The owner told Clarence the clocker
The Clocker told jockey McGee
The jockey,of course
Passed it on to the horse
And the horse told me.
Did the Groom observe tradition and not see the bride on their wedding day before she came up the aisle? I can't remember... The Groom is a Piper, and he heads the young Pipe Band, all of whom will be in attendance at this romantic Scottish wedding. He rustles up a small kilt for my son (5) to wear as he bears the ring!
The Bride, with her gorgeous bouquet of Gladioli.
We all set off for the church, except for the dear little 'crawler' who slept peacefully through all the festivities at home with a sitter, dreaming the dreams of the innocent.
Our father is at the Lynch Gate to escort the Bride into the church.
The other bridesmaids were good sports about helping with the smaller members of the wedding party and somehow we all got up the aisle, although the flower girl (2 1/4) abandoned her place at the steps to the altar to go and sit on Grandma's knee!
The Rector, the Rev. Nainby, officiated. The organist played beautifully.
It came time to sign the register
And then the grand Recessional, and the Bride and Groom left the church under a pathway of crossed Pipes, and to the lilt of a Scottish wedding tune in their honour.
A lovely reception, - pictures of the wedding party and the parents, who probably sighed in relief that all had gone well and that our parents in particular would soon have peace and quiet! Our mother was operating from a wheel chair, and she did it with grace and her usual serene fortitude.
And the beautiful Bride and the handsome Groom
The years go by. Times change. But the memory of a lovely traditional wedding stays with you always. All the excitement, all the love - it lives forever.
For other interesting remembrances click here to go to Remember Whensdays.

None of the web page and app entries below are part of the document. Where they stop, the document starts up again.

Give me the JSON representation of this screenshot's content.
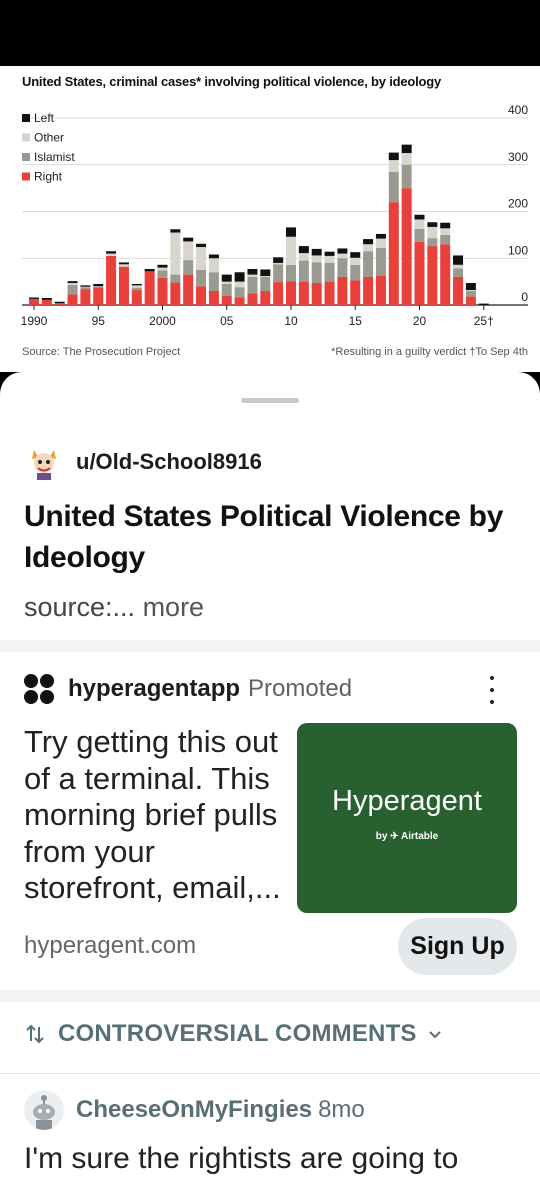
{
  "chart_data": {
    "type": "bar",
    "stacked": true,
    "title": "United States, criminal cases* involving political violence, by ideology",
    "legend_position": "top-left",
    "legend": [
      "Left",
      "Other",
      "Islamist",
      "Right"
    ],
    "colors": {
      "Left": "#111111",
      "Other": "#d7d5cd",
      "Islamist": "#9b9a90",
      "Right": "#e8403a"
    },
    "x": [
      1990,
      1991,
      1992,
      1993,
      1994,
      1995,
      1996,
      1997,
      1998,
      1999,
      2000,
      2001,
      2002,
      2003,
      2004,
      2005,
      2006,
      2007,
      2008,
      2009,
      2010,
      2011,
      2012,
      2013,
      2014,
      2015,
      2016,
      2017,
      2018,
      2019,
      2020,
      2021,
      2022,
      2023,
      2024,
      2025
    ],
    "x_tick_labels": [
      "1990",
      "95",
      "2000",
      "05",
      "10",
      "15",
      "20",
      "25†"
    ],
    "x_tick_years": [
      1990,
      1995,
      2000,
      2005,
      2010,
      2015,
      2020,
      2025
    ],
    "y_ticks": [
      0,
      100,
      200,
      300,
      400
    ],
    "ylim": [
      0,
      400
    ],
    "grid": true,
    "series": [
      {
        "name": "Right",
        "values": [
          13,
          11,
          4,
          23,
          34,
          38,
          105,
          82,
          32,
          72,
          58,
          48,
          65,
          40,
          30,
          20,
          16,
          25,
          30,
          49,
          51,
          50,
          47,
          50,
          60,
          53,
          60,
          62,
          220,
          250,
          135,
          126,
          130,
          60,
          18,
          0
        ]
      },
      {
        "name": "Islamist",
        "values": [
          0,
          0,
          0,
          20,
          4,
          0,
          0,
          0,
          5,
          0,
          16,
          17,
          31,
          35,
          40,
          25,
          22,
          35,
          30,
          38,
          35,
          45,
          44,
          40,
          40,
          33,
          55,
          60,
          65,
          50,
          28,
          17,
          20,
          18,
          12,
          0
        ]
      },
      {
        "name": "Other",
        "values": [
          0,
          0,
          0,
          4,
          1,
          2,
          5,
          5,
          5,
          0,
          6,
          90,
          40,
          49,
          30,
          5,
          12,
          5,
          2,
          3,
          60,
          16,
          15,
          15,
          10,
          15,
          15,
          20,
          25,
          25,
          20,
          24,
          14,
          8,
          2,
          0
        ]
      },
      {
        "name": "Left",
        "values": [
          3,
          4,
          3,
          4,
          3,
          5,
          5,
          4,
          3,
          5,
          6,
          7,
          8,
          7,
          8,
          15,
          20,
          12,
          14,
          12,
          20,
          15,
          14,
          9,
          11,
          12,
          11,
          10,
          16,
          18,
          10,
          10,
          12,
          20,
          15,
          3
        ]
      }
    ],
    "source": "Source: The Prosecution Project",
    "note": "*Resulting in a guilty verdict †To Sep 4th"
  },
  "post": {
    "author": "u/Old-School8916",
    "title": "United States Political Violence by Ideology",
    "body": "source:...",
    "more": "more"
  },
  "ad": {
    "name": "hyperagentapp",
    "promoted": "Promoted",
    "text": "Try getting this out of a terminal. This morning brief pulls from your storefront, email,...",
    "image_title": "Hyperagent",
    "image_sub": "by ✈ Airtable",
    "domain": "hyperagent.com",
    "cta": "Sign Up",
    "brand_color": "#28602f"
  },
  "comments": {
    "sort_label": "CONTROVERSIAL COMMENTS",
    "first": {
      "user": "CheeseOnMyFingies",
      "age": "8mo",
      "text": "I'm sure the rightists are going to"
    }
  }
}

Alas, I cannot guarantee that all my recollections will be perfectly recalled, or that they will correspond in every small detail with the recollections of others, dear to me.
But I did want somewhere to 'remember when', and so here is a new spot to post my personal memories, the things that have been passed on to me, and the memories of others who share with me a sweet and common heritage.

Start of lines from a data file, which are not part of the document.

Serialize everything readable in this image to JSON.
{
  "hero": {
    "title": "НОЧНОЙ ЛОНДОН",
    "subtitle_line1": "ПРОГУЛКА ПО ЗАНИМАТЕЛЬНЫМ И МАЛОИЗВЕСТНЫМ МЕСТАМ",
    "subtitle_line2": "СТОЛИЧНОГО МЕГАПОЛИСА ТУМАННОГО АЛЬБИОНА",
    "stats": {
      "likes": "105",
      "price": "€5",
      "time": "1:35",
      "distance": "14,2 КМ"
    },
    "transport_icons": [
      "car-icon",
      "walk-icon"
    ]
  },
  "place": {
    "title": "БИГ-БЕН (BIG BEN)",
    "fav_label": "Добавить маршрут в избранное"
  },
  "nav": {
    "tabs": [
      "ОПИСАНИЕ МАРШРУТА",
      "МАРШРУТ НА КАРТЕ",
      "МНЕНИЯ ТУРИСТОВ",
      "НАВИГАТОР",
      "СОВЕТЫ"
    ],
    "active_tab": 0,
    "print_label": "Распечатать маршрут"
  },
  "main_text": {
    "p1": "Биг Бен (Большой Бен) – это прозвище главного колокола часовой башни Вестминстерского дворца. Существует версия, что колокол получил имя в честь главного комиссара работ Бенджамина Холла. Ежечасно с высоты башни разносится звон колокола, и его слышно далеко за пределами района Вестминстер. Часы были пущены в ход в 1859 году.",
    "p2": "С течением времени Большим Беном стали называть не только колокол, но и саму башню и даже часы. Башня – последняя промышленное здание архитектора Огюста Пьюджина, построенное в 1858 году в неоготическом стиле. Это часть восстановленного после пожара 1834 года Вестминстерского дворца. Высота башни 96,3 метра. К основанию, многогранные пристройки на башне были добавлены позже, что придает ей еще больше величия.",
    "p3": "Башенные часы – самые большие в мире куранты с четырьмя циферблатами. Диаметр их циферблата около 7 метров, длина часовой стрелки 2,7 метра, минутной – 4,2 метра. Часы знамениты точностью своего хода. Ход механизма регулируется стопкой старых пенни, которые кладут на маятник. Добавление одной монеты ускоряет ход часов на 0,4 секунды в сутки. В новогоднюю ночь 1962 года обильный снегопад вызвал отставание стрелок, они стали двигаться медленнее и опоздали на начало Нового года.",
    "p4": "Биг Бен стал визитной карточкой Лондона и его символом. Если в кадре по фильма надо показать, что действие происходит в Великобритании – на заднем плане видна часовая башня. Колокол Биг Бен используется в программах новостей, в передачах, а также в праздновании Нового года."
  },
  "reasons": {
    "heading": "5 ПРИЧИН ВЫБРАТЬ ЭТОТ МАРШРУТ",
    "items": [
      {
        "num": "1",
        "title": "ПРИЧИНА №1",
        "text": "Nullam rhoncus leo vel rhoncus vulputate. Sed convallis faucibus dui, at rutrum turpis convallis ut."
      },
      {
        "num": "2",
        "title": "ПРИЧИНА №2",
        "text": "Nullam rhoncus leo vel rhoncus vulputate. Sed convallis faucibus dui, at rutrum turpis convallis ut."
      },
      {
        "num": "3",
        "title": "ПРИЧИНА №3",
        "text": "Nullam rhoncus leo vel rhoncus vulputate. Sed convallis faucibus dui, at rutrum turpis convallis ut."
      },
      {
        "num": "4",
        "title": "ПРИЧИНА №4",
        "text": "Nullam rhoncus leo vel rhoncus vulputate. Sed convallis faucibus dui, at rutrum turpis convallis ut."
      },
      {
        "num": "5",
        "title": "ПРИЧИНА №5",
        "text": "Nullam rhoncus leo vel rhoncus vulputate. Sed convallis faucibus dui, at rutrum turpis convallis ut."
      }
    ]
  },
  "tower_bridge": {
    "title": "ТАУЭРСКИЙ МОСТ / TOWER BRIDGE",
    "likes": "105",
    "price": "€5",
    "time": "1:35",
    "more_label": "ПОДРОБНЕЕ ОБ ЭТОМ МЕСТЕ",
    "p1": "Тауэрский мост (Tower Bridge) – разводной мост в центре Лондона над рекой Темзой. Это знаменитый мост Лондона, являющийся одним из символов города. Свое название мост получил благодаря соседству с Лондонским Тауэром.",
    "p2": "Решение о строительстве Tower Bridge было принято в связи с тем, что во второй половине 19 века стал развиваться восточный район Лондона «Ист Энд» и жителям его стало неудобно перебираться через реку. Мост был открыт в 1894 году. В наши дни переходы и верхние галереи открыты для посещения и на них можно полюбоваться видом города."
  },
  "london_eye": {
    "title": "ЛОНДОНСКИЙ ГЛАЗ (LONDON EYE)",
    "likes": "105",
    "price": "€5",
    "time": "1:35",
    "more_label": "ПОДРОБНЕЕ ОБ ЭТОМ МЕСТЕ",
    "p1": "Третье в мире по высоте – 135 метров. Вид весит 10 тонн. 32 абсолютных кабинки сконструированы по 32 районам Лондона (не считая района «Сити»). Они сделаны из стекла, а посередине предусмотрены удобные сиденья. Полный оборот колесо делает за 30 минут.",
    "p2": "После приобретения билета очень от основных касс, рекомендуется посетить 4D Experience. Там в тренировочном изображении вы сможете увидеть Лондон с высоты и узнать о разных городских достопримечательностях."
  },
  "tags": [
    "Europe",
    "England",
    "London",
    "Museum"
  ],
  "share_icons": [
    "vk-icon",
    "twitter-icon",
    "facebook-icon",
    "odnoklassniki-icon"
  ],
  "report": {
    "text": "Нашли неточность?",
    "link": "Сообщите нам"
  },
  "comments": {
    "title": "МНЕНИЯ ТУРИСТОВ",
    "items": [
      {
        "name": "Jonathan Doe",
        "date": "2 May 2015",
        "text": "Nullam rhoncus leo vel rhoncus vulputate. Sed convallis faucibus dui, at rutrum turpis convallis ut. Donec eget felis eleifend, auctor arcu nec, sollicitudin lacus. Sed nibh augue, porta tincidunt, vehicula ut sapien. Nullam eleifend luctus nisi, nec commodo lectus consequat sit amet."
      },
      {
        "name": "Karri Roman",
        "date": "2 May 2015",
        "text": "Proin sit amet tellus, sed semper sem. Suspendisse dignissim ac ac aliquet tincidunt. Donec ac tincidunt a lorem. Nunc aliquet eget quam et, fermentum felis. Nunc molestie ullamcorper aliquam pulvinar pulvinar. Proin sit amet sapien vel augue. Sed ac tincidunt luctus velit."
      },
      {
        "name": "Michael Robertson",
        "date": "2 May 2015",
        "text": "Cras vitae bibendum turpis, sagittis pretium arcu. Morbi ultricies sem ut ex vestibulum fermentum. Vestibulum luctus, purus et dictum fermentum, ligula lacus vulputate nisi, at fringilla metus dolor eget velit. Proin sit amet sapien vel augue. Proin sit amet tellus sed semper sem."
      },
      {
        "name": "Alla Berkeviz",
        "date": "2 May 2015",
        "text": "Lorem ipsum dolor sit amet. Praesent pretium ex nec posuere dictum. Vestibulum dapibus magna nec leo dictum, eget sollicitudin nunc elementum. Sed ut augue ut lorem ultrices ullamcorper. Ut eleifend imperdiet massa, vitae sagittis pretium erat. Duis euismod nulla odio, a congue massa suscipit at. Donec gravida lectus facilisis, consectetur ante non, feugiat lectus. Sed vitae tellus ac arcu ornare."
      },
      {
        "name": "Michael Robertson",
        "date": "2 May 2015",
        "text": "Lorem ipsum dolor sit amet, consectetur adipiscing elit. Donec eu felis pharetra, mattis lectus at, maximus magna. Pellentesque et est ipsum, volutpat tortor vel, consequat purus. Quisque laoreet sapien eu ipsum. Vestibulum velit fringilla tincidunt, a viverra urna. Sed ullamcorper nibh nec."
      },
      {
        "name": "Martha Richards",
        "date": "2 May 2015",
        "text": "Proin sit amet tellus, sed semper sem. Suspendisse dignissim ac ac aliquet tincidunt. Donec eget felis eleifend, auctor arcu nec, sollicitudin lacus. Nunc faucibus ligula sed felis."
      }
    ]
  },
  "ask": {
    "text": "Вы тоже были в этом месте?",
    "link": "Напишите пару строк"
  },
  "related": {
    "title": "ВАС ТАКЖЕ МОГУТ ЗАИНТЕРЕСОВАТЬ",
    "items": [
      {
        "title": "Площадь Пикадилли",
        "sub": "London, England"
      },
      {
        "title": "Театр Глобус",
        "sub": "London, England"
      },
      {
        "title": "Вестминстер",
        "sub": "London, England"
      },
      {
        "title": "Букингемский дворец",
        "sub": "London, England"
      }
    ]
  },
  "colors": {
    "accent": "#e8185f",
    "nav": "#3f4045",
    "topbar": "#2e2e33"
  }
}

The heading picture was taken on my great-grandfather's porch shortly before my grandparents left Ontario for the West. Clustered on the porch is a great aunt and her little one, my grandparents, my father, an aunt and an uncle. My great grandfather occupies the rocker, - the handsome fellow leaning nonchalantly against the post is another uncle, and to the far right my two aunts who died in the 1918 flu epidemic.
If this was a farewell visit I can imagine the poignancy of saying goodbye.

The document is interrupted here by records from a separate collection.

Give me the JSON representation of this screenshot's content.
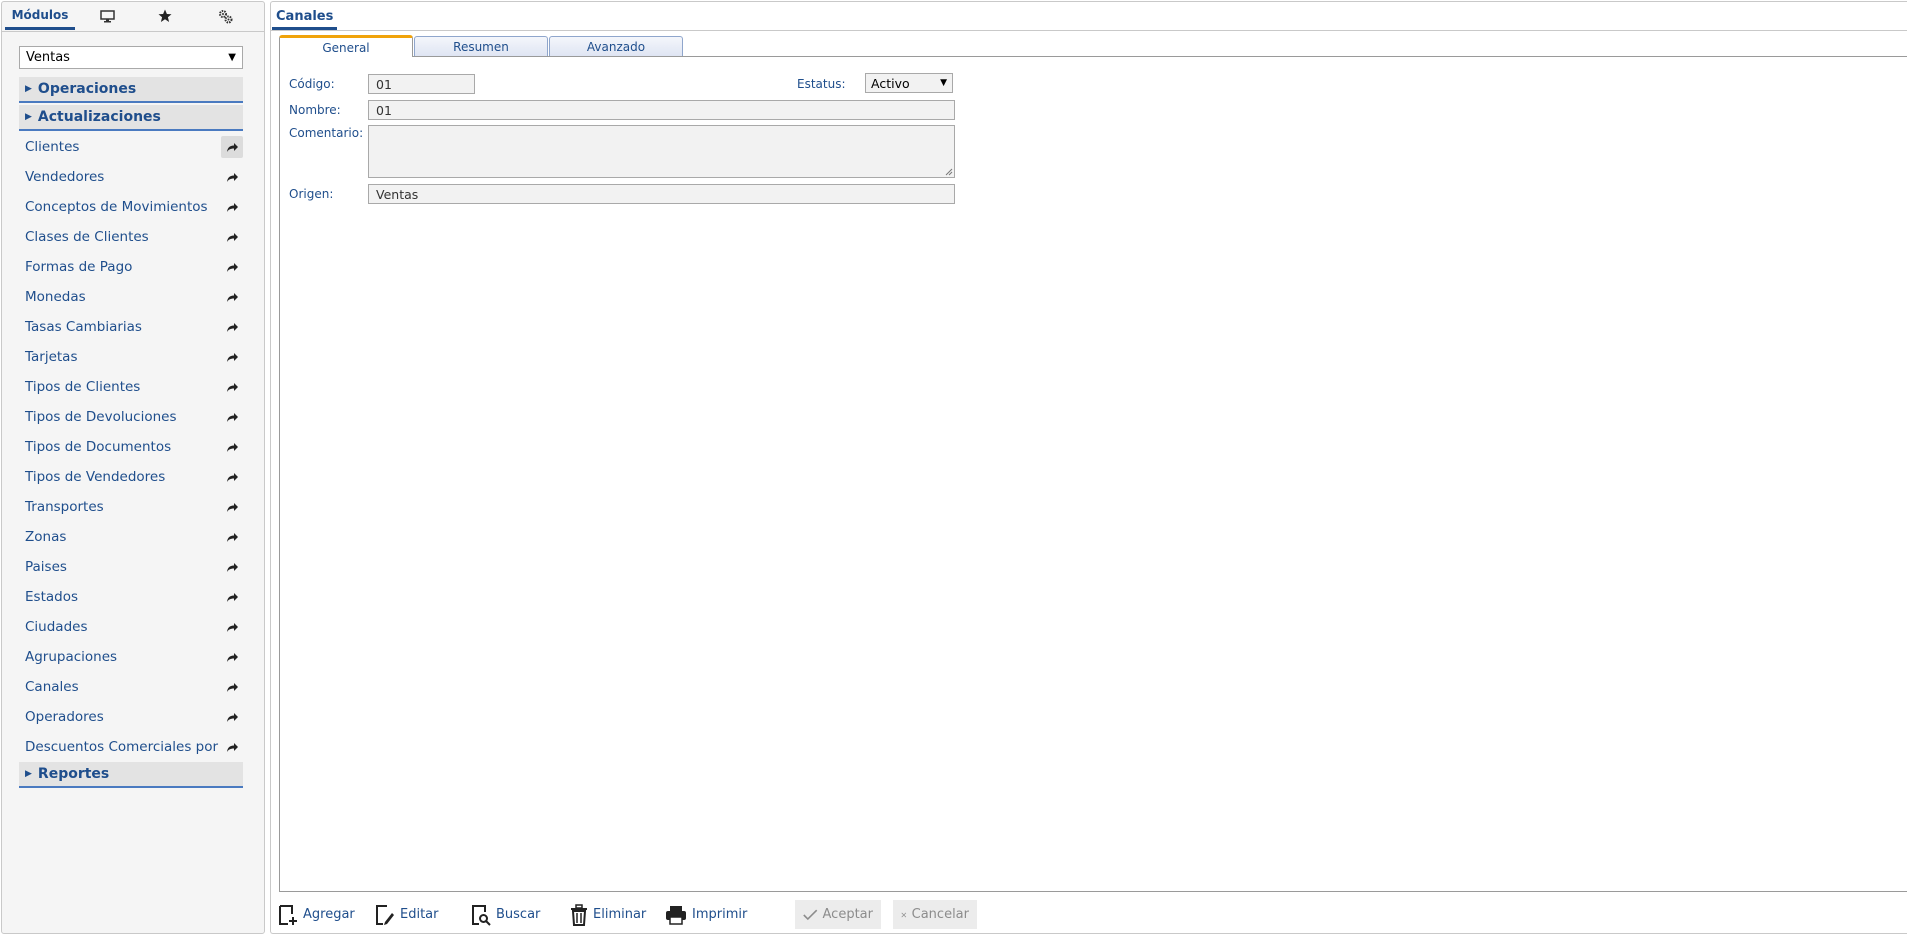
{
  "left_tabs": {
    "modulos_label": "Módulos",
    "icons": [
      "monitor-icon",
      "star-icon",
      "gears-icon"
    ]
  },
  "module_select": {
    "value": "Ventas"
  },
  "sections": {
    "operaciones": "Operaciones",
    "actualizaciones": "Actualizaciones",
    "reportes": "Reportes"
  },
  "nav_items": [
    "Clientes",
    "Vendedores",
    "Conceptos de Movimientos",
    "Clases de Clientes",
    "Formas de Pago",
    "Monedas",
    "Tasas Cambiarias",
    "Tarjetas",
    "Tipos de Clientes",
    "Tipos de Devoluciones",
    "Tipos de Documentos",
    "Tipos de Vendedores",
    "Transportes",
    "Zonas",
    "Paises",
    "Estados",
    "Ciudades",
    "Agrupaciones",
    "Canales",
    "Operadores",
    "Descuentos Comerciales por Vendedor"
  ],
  "window": {
    "title": "Canales"
  },
  "form_tabs": {
    "general": "General",
    "resumen": "Resumen",
    "avanzado": "Avanzado"
  },
  "form": {
    "codigo_label": "Código:",
    "codigo_value": "01",
    "estatus_label": "Estatus:",
    "estatus_value": "Activo",
    "nombre_label": "Nombre:",
    "nombre_value": "01",
    "comentario_label": "Comentario:",
    "comentario_value": "",
    "origen_label": "Origen:",
    "origen_value": "Ventas"
  },
  "toolbar": {
    "agregar": "Agregar",
    "editar": "Editar",
    "buscar": "Buscar",
    "eliminar": "Eliminar",
    "imprimir": "Imprimir",
    "aceptar": "Aceptar",
    "cancelar": "Cancelar"
  },
  "colors": {
    "accent": "#1f4e8c",
    "active_tab": "#f0a30a",
    "section_border": "#4a7ac0"
  }
}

I don't know exactly the relationship of the two young girls sitting on the steps, but the most interesting thing about the girl who sits on the bottom step is that she looks exactly like our granddaughter, born almost a hundred years later.
Our lives are all woven together, and the pattern repeats itself randomly to add richness to the tapestry.
We lived at the back of our son's horse pasture and had a wonderful view of the Similkameen Valley. Then we
moved to town, and although we still lived in the same beautiful valley we saw it from a different perspective, and sometimes telephone wires get in the way.
Hildred writes Daybyday,
Charles wrote From the Back Pasture. He was writing at great urging from the family to record some of the stories of his life and his family memories.
We had reached the point in our lives where we had time to appreciate the beauty of each day and were happy we had the energy to enjoy it. In 2012 we celebrated our 67th wedding anniversary, but then I lost my darling husband when he fell and broke his hip, and did not recover from the resulting surgery. Life has changed for me considerably......
Off to the side - a Garden Diary to keep track of what happens Down the Garden Path.
And a Recollection Blog, to keep alive the memories of our families.